** Records supplied follows **

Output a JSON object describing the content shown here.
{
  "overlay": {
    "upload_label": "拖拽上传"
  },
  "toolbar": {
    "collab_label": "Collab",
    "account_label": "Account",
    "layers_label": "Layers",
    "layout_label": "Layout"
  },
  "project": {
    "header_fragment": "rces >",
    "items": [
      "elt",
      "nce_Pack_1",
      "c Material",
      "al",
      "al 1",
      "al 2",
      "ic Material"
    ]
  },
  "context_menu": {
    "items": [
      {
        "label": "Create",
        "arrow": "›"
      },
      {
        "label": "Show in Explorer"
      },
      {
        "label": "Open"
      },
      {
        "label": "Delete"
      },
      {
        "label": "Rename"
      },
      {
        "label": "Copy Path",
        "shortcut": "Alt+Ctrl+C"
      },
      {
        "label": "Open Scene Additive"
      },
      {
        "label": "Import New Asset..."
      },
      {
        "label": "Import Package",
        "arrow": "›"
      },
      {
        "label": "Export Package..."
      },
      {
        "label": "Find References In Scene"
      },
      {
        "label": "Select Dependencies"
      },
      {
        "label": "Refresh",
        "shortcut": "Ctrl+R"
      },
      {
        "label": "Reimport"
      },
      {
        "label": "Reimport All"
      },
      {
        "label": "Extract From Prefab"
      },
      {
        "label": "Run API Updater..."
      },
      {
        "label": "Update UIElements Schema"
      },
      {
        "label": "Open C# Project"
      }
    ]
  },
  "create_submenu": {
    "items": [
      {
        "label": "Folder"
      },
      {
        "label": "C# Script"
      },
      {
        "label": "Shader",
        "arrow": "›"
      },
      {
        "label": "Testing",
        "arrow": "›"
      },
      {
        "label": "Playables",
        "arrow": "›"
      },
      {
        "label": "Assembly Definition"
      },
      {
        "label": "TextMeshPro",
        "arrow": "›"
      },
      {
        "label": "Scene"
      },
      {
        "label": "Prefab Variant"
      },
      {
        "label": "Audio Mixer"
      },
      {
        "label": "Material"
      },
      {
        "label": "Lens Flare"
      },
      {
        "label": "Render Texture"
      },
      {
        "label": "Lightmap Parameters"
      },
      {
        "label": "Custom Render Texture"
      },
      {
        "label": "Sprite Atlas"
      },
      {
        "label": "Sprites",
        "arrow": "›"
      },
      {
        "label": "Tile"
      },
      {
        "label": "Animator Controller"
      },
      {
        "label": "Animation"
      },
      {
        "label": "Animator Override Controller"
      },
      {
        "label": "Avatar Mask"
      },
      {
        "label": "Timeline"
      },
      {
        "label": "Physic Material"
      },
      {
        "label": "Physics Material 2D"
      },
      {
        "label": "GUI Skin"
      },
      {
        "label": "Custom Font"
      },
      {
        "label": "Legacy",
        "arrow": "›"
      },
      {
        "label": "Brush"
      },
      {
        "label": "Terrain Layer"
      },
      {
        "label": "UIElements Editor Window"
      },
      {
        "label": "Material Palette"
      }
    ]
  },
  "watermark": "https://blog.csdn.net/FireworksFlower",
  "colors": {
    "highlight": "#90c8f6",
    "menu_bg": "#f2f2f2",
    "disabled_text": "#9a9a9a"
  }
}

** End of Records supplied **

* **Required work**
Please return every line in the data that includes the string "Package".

* **Finished task**
        "label": "Import Package",
        "label": "Export Package..."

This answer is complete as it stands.